WHAT THE TASK ASKS
Word for word, restate each entry that appears below.

MATERIAL SUPPLIED
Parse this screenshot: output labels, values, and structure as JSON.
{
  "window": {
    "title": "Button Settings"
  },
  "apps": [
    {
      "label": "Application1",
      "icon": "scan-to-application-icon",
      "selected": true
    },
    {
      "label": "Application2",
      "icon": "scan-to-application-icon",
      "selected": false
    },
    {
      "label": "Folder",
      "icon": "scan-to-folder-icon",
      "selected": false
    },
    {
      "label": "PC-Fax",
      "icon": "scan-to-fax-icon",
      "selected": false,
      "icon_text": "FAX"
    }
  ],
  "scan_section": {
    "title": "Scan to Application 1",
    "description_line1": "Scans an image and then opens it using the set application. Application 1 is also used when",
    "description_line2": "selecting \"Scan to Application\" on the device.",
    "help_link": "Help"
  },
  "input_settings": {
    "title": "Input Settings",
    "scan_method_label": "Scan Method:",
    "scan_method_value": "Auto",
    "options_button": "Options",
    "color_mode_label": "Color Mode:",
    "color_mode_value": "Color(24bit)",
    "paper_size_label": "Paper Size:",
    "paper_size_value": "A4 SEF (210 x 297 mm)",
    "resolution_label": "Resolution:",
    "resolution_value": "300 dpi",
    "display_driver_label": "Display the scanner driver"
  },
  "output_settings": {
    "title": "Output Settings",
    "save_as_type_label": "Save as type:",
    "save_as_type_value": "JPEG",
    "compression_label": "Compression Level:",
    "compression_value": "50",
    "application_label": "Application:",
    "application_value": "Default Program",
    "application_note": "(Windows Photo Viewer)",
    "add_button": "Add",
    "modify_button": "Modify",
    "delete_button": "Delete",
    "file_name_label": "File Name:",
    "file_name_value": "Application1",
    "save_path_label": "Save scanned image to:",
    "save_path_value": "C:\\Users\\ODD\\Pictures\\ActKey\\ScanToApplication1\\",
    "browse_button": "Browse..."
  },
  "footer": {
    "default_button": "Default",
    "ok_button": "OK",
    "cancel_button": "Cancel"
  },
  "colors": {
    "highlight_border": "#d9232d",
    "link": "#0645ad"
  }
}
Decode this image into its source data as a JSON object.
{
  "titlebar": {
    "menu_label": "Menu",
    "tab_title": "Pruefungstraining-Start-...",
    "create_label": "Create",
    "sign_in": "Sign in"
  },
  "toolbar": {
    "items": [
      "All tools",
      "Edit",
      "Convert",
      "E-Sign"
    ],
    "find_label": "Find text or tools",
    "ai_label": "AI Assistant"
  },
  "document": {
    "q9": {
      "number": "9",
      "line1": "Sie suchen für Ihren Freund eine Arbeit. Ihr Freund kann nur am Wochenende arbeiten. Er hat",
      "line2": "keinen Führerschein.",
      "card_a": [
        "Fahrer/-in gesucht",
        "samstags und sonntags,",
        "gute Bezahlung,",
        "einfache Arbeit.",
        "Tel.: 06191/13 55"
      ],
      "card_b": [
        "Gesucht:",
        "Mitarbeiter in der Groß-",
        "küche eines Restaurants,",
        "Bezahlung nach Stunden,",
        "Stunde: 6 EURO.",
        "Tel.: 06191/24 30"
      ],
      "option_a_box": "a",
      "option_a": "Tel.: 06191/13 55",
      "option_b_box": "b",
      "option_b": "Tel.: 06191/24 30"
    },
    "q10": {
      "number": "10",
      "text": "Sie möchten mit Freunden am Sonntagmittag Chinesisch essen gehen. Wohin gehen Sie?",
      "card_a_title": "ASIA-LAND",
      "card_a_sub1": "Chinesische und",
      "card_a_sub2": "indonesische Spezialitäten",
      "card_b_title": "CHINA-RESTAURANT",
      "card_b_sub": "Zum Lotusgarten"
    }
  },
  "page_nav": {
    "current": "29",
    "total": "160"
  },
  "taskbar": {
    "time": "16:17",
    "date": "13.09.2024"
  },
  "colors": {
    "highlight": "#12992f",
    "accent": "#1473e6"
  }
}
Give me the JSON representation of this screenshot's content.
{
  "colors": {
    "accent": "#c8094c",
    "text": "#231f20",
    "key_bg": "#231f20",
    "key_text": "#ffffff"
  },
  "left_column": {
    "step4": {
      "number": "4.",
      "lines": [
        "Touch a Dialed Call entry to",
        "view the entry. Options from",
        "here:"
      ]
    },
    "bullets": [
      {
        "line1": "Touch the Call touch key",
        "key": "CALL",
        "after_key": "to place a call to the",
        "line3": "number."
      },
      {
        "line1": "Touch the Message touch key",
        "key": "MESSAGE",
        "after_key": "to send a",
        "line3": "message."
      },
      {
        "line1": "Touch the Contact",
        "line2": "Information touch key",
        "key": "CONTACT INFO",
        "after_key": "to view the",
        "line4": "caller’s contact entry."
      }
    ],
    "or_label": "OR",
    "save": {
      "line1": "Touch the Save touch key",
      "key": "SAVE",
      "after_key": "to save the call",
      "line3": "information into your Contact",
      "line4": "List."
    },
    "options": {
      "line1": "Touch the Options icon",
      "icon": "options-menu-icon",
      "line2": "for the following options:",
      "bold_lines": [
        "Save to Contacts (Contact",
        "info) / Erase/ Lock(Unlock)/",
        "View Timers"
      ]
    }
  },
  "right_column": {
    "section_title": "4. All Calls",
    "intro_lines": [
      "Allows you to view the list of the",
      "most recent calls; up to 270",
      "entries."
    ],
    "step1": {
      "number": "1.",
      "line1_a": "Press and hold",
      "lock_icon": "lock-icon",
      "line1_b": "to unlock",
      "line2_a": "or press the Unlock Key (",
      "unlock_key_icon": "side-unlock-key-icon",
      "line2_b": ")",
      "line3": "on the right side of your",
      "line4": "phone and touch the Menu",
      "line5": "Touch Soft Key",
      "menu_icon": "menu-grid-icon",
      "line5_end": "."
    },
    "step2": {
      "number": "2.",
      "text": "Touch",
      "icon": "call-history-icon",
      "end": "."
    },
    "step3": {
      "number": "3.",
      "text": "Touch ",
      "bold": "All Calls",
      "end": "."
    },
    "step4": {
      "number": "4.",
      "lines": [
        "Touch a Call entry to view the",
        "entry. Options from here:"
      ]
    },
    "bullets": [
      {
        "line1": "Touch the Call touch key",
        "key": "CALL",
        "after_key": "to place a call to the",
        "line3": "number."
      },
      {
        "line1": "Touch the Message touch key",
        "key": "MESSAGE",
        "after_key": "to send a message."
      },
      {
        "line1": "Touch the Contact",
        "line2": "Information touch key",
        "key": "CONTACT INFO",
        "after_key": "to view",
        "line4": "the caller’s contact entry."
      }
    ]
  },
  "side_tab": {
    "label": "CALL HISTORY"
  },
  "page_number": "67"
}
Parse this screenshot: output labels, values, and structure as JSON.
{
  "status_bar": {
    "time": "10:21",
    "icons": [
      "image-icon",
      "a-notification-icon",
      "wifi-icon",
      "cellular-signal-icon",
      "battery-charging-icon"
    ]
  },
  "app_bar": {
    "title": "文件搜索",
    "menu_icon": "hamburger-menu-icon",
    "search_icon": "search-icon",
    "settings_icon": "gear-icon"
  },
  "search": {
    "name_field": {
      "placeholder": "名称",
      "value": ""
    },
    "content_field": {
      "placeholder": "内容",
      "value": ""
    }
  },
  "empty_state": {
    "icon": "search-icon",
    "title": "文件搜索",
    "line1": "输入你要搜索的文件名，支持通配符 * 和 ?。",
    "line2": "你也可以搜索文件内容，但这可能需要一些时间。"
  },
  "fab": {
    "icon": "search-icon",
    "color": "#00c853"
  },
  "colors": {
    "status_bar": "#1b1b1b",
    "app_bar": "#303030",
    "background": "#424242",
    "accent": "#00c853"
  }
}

OUTPUT OF THE TASK
Parse this screenshot: output labels, values, and structure as JSON.
{
  "window": {
    "title": "Button Settings"
  },
  "apps": [
    {
      "label": "Application1",
      "icon": "scan-to-application-icon",
      "selected": true
    },
    {
      "label": "Application2",
      "icon": "scan-to-application-icon",
      "selected": false
    },
    {
      "label": "Folder",
      "icon": "scan-to-folder-icon",
      "selected": false
    },
    {
      "label": "PC-Fax",
      "icon": "scan-to-fax-icon",
      "selected": false,
      "icon_text": "FAX"
    }
  ],
  "scan_section": {
    "title": "Scan to Application 1",
    "description_line1": "Scans an image and then opens it using the set application. Application 1 is also used when",
    "description_line2": "selecting \"Scan to Application\" on the device.",
    "help_link": "Help"
  },
  "input_settings": {
    "title": "Input Settings",
    "scan_method_label": "Scan Method:",
    "scan_method_value": "Auto",
    "options_button": "Options",
    "color_mode_label": "Color Mode:",
    "color_mode_value": "Color(24bit)",
    "paper_size_label": "Paper Size:",
    "paper_size_value": "A4 SEF (210 x 297 mm)",
    "resolution_label": "Resolution:",
    "resolution_value": "300 dpi",
    "display_driver_label": "Display the scanner driver"
  },
  "output_settings": {
    "title": "Output Settings",
    "save_as_type_label": "Save as type:",
    "save_as_type_value": "JPEG",
    "compression_label": "Compression Level:",
    "compression_value": "50",
    "application_label": "Application:",
    "application_value": "Default Program",
    "application_note": "(Windows Photo Viewer)",
    "add_button": "Add",
    "modify_button": "Modify",
    "delete_button": "Delete",
    "file_name_label": "File Name:",
    "file_name_value": "Application1",
    "save_path_label": "Save scanned image to:",
    "save_path_value": "C:\\Users\\ODD\\Pictures\\ActKey\\ScanToApplication1\\",
    "browse_button": "Browse..."
  },
  "footer": {
    "default_button": "Default",
    "ok_button": "OK",
    "cancel_button": "Cancel"
  },
  "colors": {
    "highlight_border": "#d9232d",
    "link": "#0645ad"
  }
}
Decode this image into its source data as a JSON object.
{
  "titlebar": {
    "menu_label": "Menu",
    "tab_title": "Pruefungstraining-Start-...",
    "create_label": "Create",
    "sign_in": "Sign in"
  },
  "toolbar": {
    "items": [
      "All tools",
      "Edit",
      "Convert",
      "E-Sign"
    ],
    "find_label": "Find text or tools",
    "ai_label": "AI Assistant"
  },
  "document": {
    "q9": {
      "number": "9",
      "line1": "Sie suchen für Ihren Freund eine Arbeit. Ihr Freund kann nur am Wochenende arbeiten. Er hat",
      "line2": "keinen Führerschein.",
      "card_a": [
        "Fahrer/-in gesucht",
        "samstags und sonntags,",
        "gute Bezahlung,",
        "einfache Arbeit.",
        "Tel.: 06191/13 55"
      ],
      "card_b": [
        "Gesucht:",
        "Mitarbeiter in der Groß-",
        "küche eines Restaurants,",
        "Bezahlung nach Stunden,",
        "Stunde: 6 EURO.",
        "Tel.: 06191/24 30"
      ],
      "option_a_box": "a",
      "option_a": "Tel.: 06191/13 55",
      "option_b_box": "b",
      "option_b": "Tel.: 06191/24 30"
    },
    "q10": {
      "number": "10",
      "text": "Sie möchten mit Freunden am Sonntagmittag Chinesisch essen gehen. Wohin gehen Sie?",
      "card_a_title": "ASIA-LAND",
      "card_a_sub1": "Chinesische und",
      "card_a_sub2": "indonesische Spezialitäten",
      "card_b_title": "CHINA-RESTAURANT",
      "card_b_sub": "Zum Lotusgarten"
    }
  },
  "page_nav": {
    "current": "29",
    "total": "160"
  },
  "taskbar": {
    "time": "16:17",
    "date": "13.09.2024"
  },
  "colors": {
    "highlight": "#12992f",
    "accent": "#1473e6"
  }
}
Give me the JSON representation of this screenshot's content.
{
  "colors": {
    "accent": "#c8094c",
    "text": "#231f20",
    "key_bg": "#231f20",
    "key_text": "#ffffff"
  },
  "left_column": {
    "step4": {
      "number": "4.",
      "lines": [
        "Touch a Dialed Call entry to",
        "view the entry. Options from",
        "here:"
      ]
    },
    "bullets": [
      {
        "line1": "Touch the Call touch key",
        "key": "CALL",
        "after_key": "to place a call to the",
        "line3": "number."
      },
      {
        "line1": "Touch the Message touch key",
        "key": "MESSAGE",
        "after_key": "to send a",
        "line3": "message."
      },
      {
        "line1": "Touch the Contact",
        "line2": "Information touch key",
        "key": "CONTACT INFO",
        "after_key": "to view the",
        "line4": "caller’s contact entry."
      }
    ],
    "or_label": "OR",
    "save": {
      "line1": "Touch the Save touch key",
      "key": "SAVE",
      "after_key": "to save the call",
      "line3": "information into your Contact",
      "line4": "List."
    },
    "options": {
      "line1": "Touch the Options icon",
      "icon": "options-menu-icon",
      "line2": "for the following options:",
      "bold_lines": [
        "Save to Contacts (Contact",
        "info) / Erase/ Lock(Unlock)/",
        "View Timers"
      ]
    }
  },
  "right_column": {
    "section_title": "4. All Calls",
    "intro_lines": [
      "Allows you to view the list of the",
      "most recent calls; up to 270",
      "entries."
    ],
    "step1": {
      "number": "1.",
      "line1_a": "Press and hold",
      "lock_icon": "lock-icon",
      "line1_b": "to unlock",
      "line2_a": "or press the Unlock Key (",
      "unlock_key_icon": "side-unlock-key-icon",
      "line2_b": ")",
      "line3": "on the right side of your",
      "line4": "phone and touch the Menu",
      "line5": "Touch Soft Key",
      "menu_icon": "menu-grid-icon",
      "line5_end": "."
    },
    "step2": {
      "number": "2.",
      "text": "Touch",
      "icon": "call-history-icon",
      "end": "."
    },
    "step3": {
      "number": "3.",
      "text": "Touch ",
      "bold": "All Calls",
      "end": "."
    },
    "step4": {
      "number": "4.",
      "lines": [
        "Touch a Call entry to view the",
        "entry. Options from here:"
      ]
    },
    "bullets": [
      {
        "line1": "Touch the Call touch key",
        "key": "CALL",
        "after_key": "to place a call to the",
        "line3": "number."
      },
      {
        "line1": "Touch the Message touch key",
        "key": "MESSAGE",
        "after_key": "to send a message."
      },
      {
        "line1": "Touch the Contact",
        "line2": "Information touch key",
        "key": "CONTACT INFO",
        "after_key": "to view",
        "line4": "the caller’s contact entry."
      }
    ]
  },
  "side_tab": {
    "label": "CALL HISTORY"
  },
  "page_number": "67"
}
Parse this screenshot: output labels, values, and structure as JSON.
{
  "status_bar": {
    "time": "10:21",
    "icons": [
      "image-icon",
      "a-notification-icon",
      "wifi-icon",
      "cellular-signal-icon",
      "battery-charging-icon"
    ]
  },
  "app_bar": {
    "title": "文件搜索",
    "menu_icon": "hamburger-menu-icon",
    "search_icon": "search-icon",
    "settings_icon": "gear-icon"
  },
  "search": {
    "name_field": {
      "placeholder": "名称",
      "value": ""
    },
    "content_field": {
      "placeholder": "内容",
      "value": ""
    }
  },
  "empty_state": {
    "icon": "search-icon",
    "title": "文件搜索",
    "line1": "输入你要搜索的文件名，支持通配符 * 和 ?。",
    "line2": "你也可以搜索文件内容，但这可能需要一些时间。"
  },
  "fab": {
    "icon": "search-icon",
    "color": "#00c853"
  },
  "colors": {
    "status_bar": "#1b1b1b",
    "app_bar": "#303030",
    "background": "#424242",
    "accent": "#00c853"
  }
}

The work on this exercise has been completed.